Josh Moore: Yeah, I do. You’ve got to have all your receipts lined up, just like collecting the data inputs in the exam room, you have to know what’s allowed and what isn’t allowed within different ranges of data. You could compare that to different income levels within a tax return, when it comes to deductions or the alternative minimum tax, stuff that will put you to sleep talking taxes. Basically, figuring out if the data set does or doesn’t qualify using an example of say, an extra half a percent WPI if the limitation of motion is below a sixth minimum value. That would be similar to certain credits or deductions in the tax world.
Claire Williams: Sure. And I love that moment in TurboTax when I enter in the numbers and they’re like “You’ve earned this much.” It’s very satisfying. [laughs]
Josh Moore: Mhm, and hopefully your refund is large, right?
Claire Williams: Yes, exactly. [laughs] So, what’s the challenge in creating this kind of engine? Some people might just think that you look at the AMA Guides, 5th Edition, and just like that, it works in the Cloud. Is it that simple? Or, what’s missing there?
Josh Moore: No, I think the fact that there’s nothing like RateFast that’s commercially available in the marketplace just speaks to the enormity of the project. It’s a massive undertaking. Basically, we’re taking a platform that takes the current system of a medical provider’s interpretation of an injured worker’s subjective and objective complaints, which vary greatly from provider to provider, and moving the industry to a new and better place based on the medical facts, and then when we take this task and scale across all possible body parts of the human condition, you know, that’s a tall order. So unfortunately, it’s not magic, despite Dr. Alchemy’s last name being Alchemy.
Claire Williams: [laughs] So, what does a typical programming layout session look like? Who’s at the table, and how does it flow?

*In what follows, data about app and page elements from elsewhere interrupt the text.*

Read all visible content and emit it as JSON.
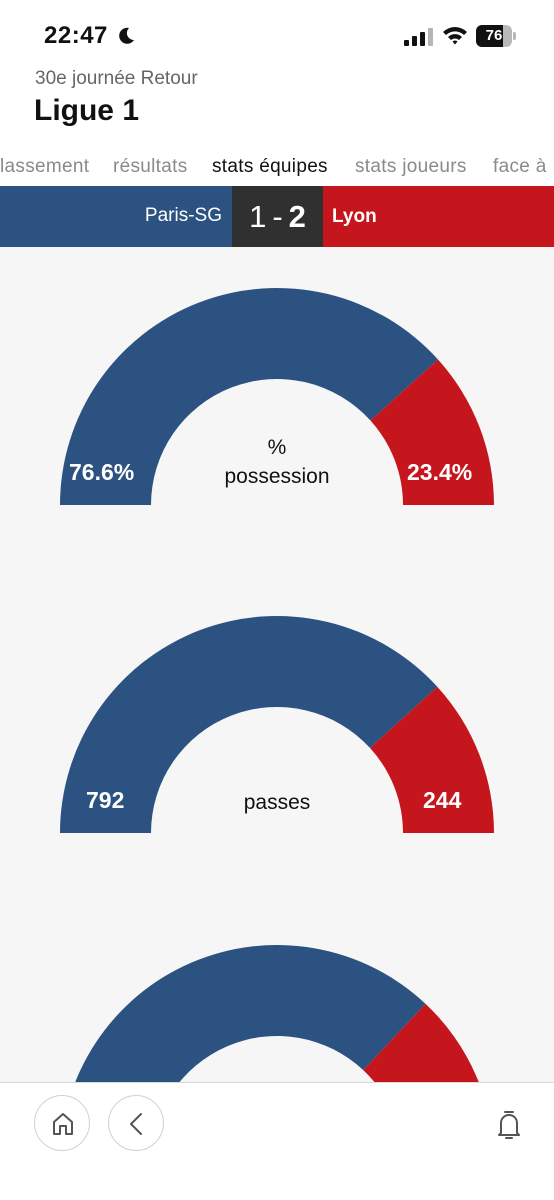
{
  "status_bar": {
    "time": "22:47",
    "battery_level": 76,
    "battery_text": "76",
    "icons": [
      "moon-icon",
      "signal-icon",
      "wifi-icon",
      "battery-icon"
    ]
  },
  "header": {
    "subtitle": "30e journée Retour",
    "title": "Ligue 1"
  },
  "tabs": [
    {
      "label": "lassement",
      "active": false
    },
    {
      "label": "résultats",
      "active": false
    },
    {
      "label": "stats équipes",
      "active": true
    },
    {
      "label": "stats joueurs",
      "active": false
    },
    {
      "label": "face à",
      "active": false
    }
  ],
  "match": {
    "home_team": "Paris-SG",
    "away_team": "Lyon",
    "home_score": "1",
    "separator": "-",
    "away_score": "2",
    "home_color": "#2c5282",
    "away_color": "#c4161c",
    "score_bg": "#303030"
  },
  "stats": [
    {
      "label_line1": "%",
      "label_line2": "possession",
      "home_text": "76.6%",
      "away_text": "23.4%",
      "home_value": 76.6,
      "away_value": 23.4
    },
    {
      "label_line1": "",
      "label_line2": "passes",
      "home_text": "792",
      "away_text": "244",
      "home_value": 792,
      "away_value": 244
    },
    {
      "label_line1": "",
      "label_line2": "",
      "home_text": "",
      "away_text": "",
      "home_value": 74,
      "away_value": 26
    }
  ],
  "toolbar": {
    "icons": [
      "home-icon",
      "back-icon",
      "bell-icon"
    ]
  }
}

Josh Moore: Yeah, so it’s evolved quite a bit since the early days that started out in the mall, but you know, our sessions are normally a couple weeks apart, where we do about four to six hours of programming. We’ve got the whiteboard, and we’re drawing from input or experience, we focus on the logic conflicts and how to make some of the granular details usable in a meaningful way for the stakeholders, you know. We ask ourselves how people ask questions, how they do exams, how they should take measurements, and how the measurements are actually taken or not, we have meetings about consensus on statistical rounding, we consult the AMA Guides, 5th Edition, and then repeatedly consult one another. My role is that I take notes and then my part of the creative process is to make this work and bridge the math with the reality, or sometimes the other way around.

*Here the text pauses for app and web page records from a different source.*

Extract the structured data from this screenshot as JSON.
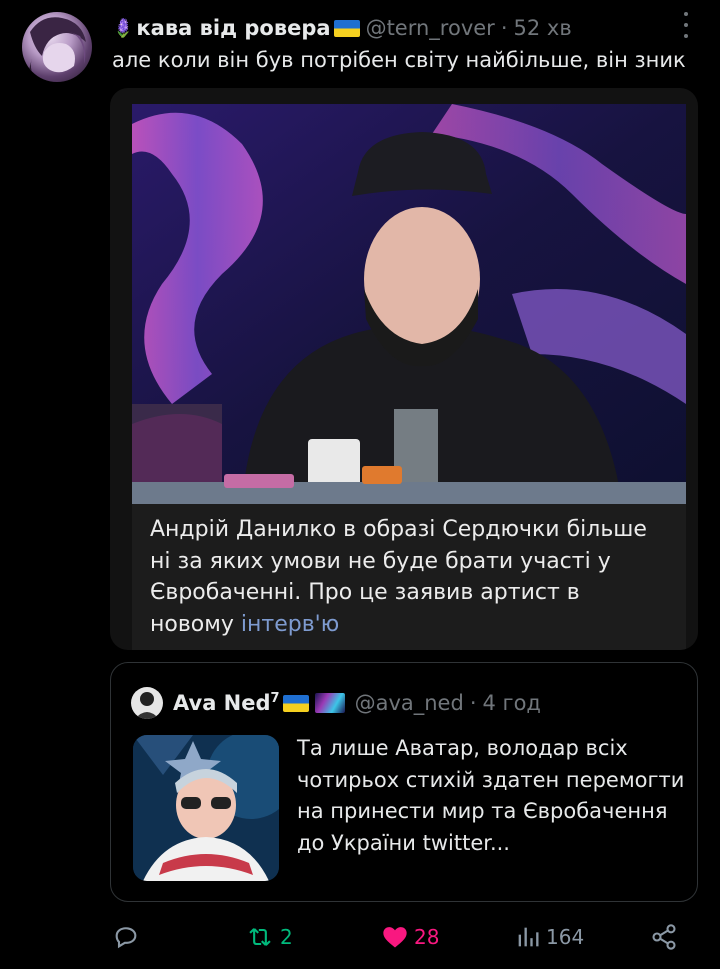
{
  "tweet": {
    "author_emoji": "🪻",
    "author_name": "кава від ровера",
    "author_handle": "@tern_rover",
    "time": "52 хв",
    "text": "але коли він був потрібен світу найбільше, він зник"
  },
  "media": {
    "caption_main": "Андрій Данилко в образі Сердючки більше ні за яких умови не буде брати участі у Євробаченні. Про це заявив артист в новому",
    "caption_link": "інтерв'ю"
  },
  "quote": {
    "name": "Ava Ned",
    "sup": "7",
    "handle": "@ava_ned",
    "time": "4 год",
    "text": "Та лише Аватар, володар всіх чотирьох стихій здатен перемогти на принести мир та Євробачення до України twitter..."
  },
  "actions": {
    "retweets": "2",
    "likes": "28",
    "views": "164"
  },
  "colors": {
    "background": "#000000",
    "muted": "#71767b",
    "retweet": "#00ba7c",
    "like": "#f91880",
    "link": "#7e9bd0"
  }
}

Claire Williams: Wow. Very, very fascinating, and I think that, I can imagine it like the engine room. You know, down there with the coals. [laughs]
Josh Moore: [laughs]
Claire Williams: So, does this project have a direction, a bigger picture? Does programming of the engines contribute to the vision of the company?
Josh Moore: So, RateFast is a company founded on a core set of beliefs. The target customer isn’t any particular individual in the stakeholder’s community of workers’ comp, but rather the relationship that exists between the employer and the employee. You know, that’s why workers’ comp was created in the beginning, and we believe the process of calculating an injury value is a high privilege, and that protecting the integrity of the data set is the priority of everything we do, period.
Claire Williams: Great. Okay, that concludes my questions. Do you have any closing thoughts for our listeners today?
Josh Moore: Just that it’s been an incredible ride, and I look forward to seeing where things go next. Great people, obviously a great product, and it’s been a pleasure to be associated with it.
Claire Williams: Great, well thanks so much for joining us for this episode, and we hope you’ll tune in to some more from here on out.
Josh Moore: Sounds good, thank you.
Claire Williams: Bye.
Narrator: Thank you for joining us for this episode of the California Workers’ Comp Report. You can follow RateFast on Twitter at @ratefast, or visit www.rate-fast.com to learn more.